In her latest piece for the Atlantic, Christina Hoff Sommers – author of “The War against Boys” – continues to make the case that boys are losing out in education, are being disadvantaged by schools that supposedly cater exclusively to girls and are thus in need of remedial help in order to catch up to girls educationally. Arguments like hers are still going strong in public discourse, although a vast amount of research has shown the situation to be much more complicated than she makes it sound. Instead of falling back to anti-feminist and gender-reinforcing ‘solutions’ – such as those proposed by Christina Hoff Sommers and others – an intersectional feminist analysis of gender and education is much more useful in accounting for the inequities in educational outcomes between different groups of students.
Hoff Sommers’ central assumption about boys and education is that all boys are doing poorly compared to girls (and possibly worse than ever):
“Boys in all ethnic groups and social classes are far less likely than their sisters to feel connected to school, to earn good grades, or to have high academic aspirations.”
However, the data on gender and education actually paints a very different picture. We are not dealing with an increasing number of boys staying away from higher education. Actually, quite the opposite is the case: Both men and women today enroll in universities at historically high numbers in the US, making boys more likely to attend and graduate from university than thirty years ago, as percentages of both males and females attending university as a proportion of the population have continued to grow over the past few decades. What we are seeing then, is not a decline in male educational attainment but an increase – although, admittedly, a smaller increase compared to that of female students who are enrolling in university at unparalleled numbers.
Additionally, Hoff Sommers’ claim that boys as a group – across racial and class boundaries – are falling behind by wide margins is not substantiated by the data either. True, there is a gender gap for all of these groups, but the magnitude of the respective gaps is what really makes the difference:
“[T]he gender gap between college-age middle-class white males and white females is rather small, 51% women to 49% men. But only 37% of black college students are male, and 63% female, and 45% of Hispanic students are male, compared with 55% female” (Kimmel 2010: 25).
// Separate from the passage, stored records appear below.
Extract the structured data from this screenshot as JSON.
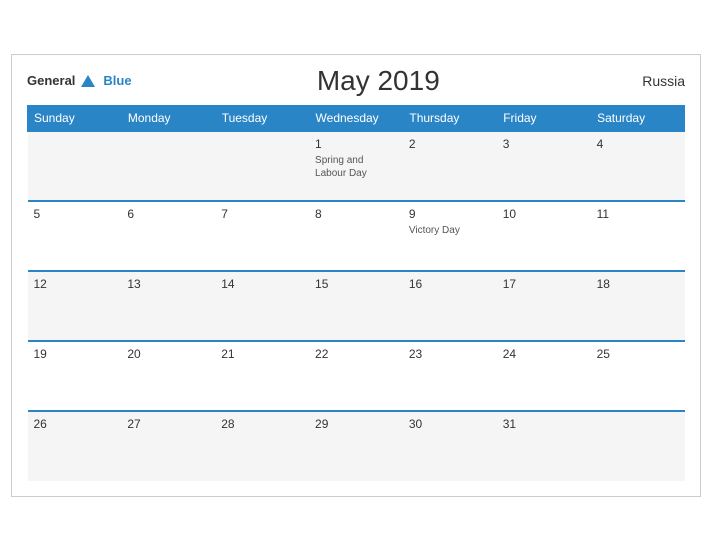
{
  "header": {
    "logo_general": "General",
    "logo_blue": "Blue",
    "title": "May 2019",
    "country": "Russia"
  },
  "weekdays": [
    "Sunday",
    "Monday",
    "Tuesday",
    "Wednesday",
    "Thursday",
    "Friday",
    "Saturday"
  ],
  "weeks": [
    [
      {
        "day": "",
        "holiday": ""
      },
      {
        "day": "",
        "holiday": ""
      },
      {
        "day": "",
        "holiday": ""
      },
      {
        "day": "1",
        "holiday": "Spring and Labour Day"
      },
      {
        "day": "2",
        "holiday": ""
      },
      {
        "day": "3",
        "holiday": ""
      },
      {
        "day": "4",
        "holiday": ""
      }
    ],
    [
      {
        "day": "5",
        "holiday": ""
      },
      {
        "day": "6",
        "holiday": ""
      },
      {
        "day": "7",
        "holiday": ""
      },
      {
        "day": "8",
        "holiday": ""
      },
      {
        "day": "9",
        "holiday": "Victory Day"
      },
      {
        "day": "10",
        "holiday": ""
      },
      {
        "day": "11",
        "holiday": ""
      }
    ],
    [
      {
        "day": "12",
        "holiday": ""
      },
      {
        "day": "13",
        "holiday": ""
      },
      {
        "day": "14",
        "holiday": ""
      },
      {
        "day": "15",
        "holiday": ""
      },
      {
        "day": "16",
        "holiday": ""
      },
      {
        "day": "17",
        "holiday": ""
      },
      {
        "day": "18",
        "holiday": ""
      }
    ],
    [
      {
        "day": "19",
        "holiday": ""
      },
      {
        "day": "20",
        "holiday": ""
      },
      {
        "day": "21",
        "holiday": ""
      },
      {
        "day": "22",
        "holiday": ""
      },
      {
        "day": "23",
        "holiday": ""
      },
      {
        "day": "24",
        "holiday": ""
      },
      {
        "day": "25",
        "holiday": ""
      }
    ],
    [
      {
        "day": "26",
        "holiday": ""
      },
      {
        "day": "27",
        "holiday": ""
      },
      {
        "day": "28",
        "holiday": ""
      },
      {
        "day": "29",
        "holiday": ""
      },
      {
        "day": "30",
        "holiday": ""
      },
      {
        "day": "31",
        "holiday": ""
      },
      {
        "day": "",
        "holiday": ""
      }
    ]
  ],
  "colors": {
    "header_bg": "#2a85c7",
    "border": "#2a85c7",
    "even_row": "#ffffff",
    "odd_row": "#f5f5f5"
  }
}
In other words, race and class arguably matter far more than gender when it comes to educational achievement, and it is simply misleading when commentators like Hoff Sommers suggest that all boys are suffering in schools today. Rather than treating boys as a disadvantaged group, socioeconomic status must be brought into the picture:
“Financial capital; social capital; access to role models, mentors, and information, individual attitudes (especially aspirations); and prior academic performance are […] important determinants of inequalities in educational attainment. These resources, which are amassed from family, neighborhood, and school environments, explain in part ethnic and racial differences in educational attainment” (Buchmann et al. 2008: 327).
Granted, this more holistic and intersectional approach to differences in educational achievement, does not yet explain why there is a gender gap between (some groups of) girls and boys, of course. Hoff Sommers’ explanation is one of inherent distinctiveness between the genders, as she argues that “we must acknowledge the fact that boys and girls are different“ and then goes on to propose that pedagogies should take these differences into account. However, this essentialist response to gender inequalities is, of course, unable to account for the vast diversity in interest, motivation, talents and preferences within each gender category, and as such is nothing more than a reaffirmation of gender stereotypes that proposes teaching to those stereotypes as the solution.
A far more adequate explanation of why (some) boys are doing worse compared to (some) girls, especially at the tail end of educational achievement, can be had by drawing on research from the fields of feminist education studies and masculinity studies: Scholars have argued that it is the specific constructions of masculinity that boys aspire to that end up interfering with their motivation for and engagement in education. If some boys are unable to establish and proof their masculinity by being at the very top academically, they may more quickly than girls resort to alternative expressions of masculinity (emphasizing ‘coolness’, becoming the class clown, openly defying teachers) that harm their educational prospects in the long run. Moreover, the connotations of reading and studying as culturally female activities further contribute to some boys’ aversion toward schooling; this, of course, is especially salient for students from economically disadvantaged households and communities where educational engagement might directly clash with dominant constructions of working-class masculinity.
Acknowledging the interplay of race and class with our narrow conception of masculinity, as well as seriously investing in the US public education system would likely be a far more adequate response to questions of equity in education, than Hoff Sommers’ decrying of an imagined feminist conspiracy to ignore boys and her call for more vocational training for young men – which not only caters to existing gender stereotypes but also ends up proposing to prepare men for industrial jobs that might well have been exported to the global south by the time these young men complete their high school education.
Martino, Wayne, Martin Mills & Bob Lingard. 2007. “Getting Boys’ Education ‘Right': The Australian Government’s Parliamentary Inquiry Report as an Exemplary Instance of Recuperative Masculinity Politics.” British Journal of Sociology of Education 28(1): 5 – 21.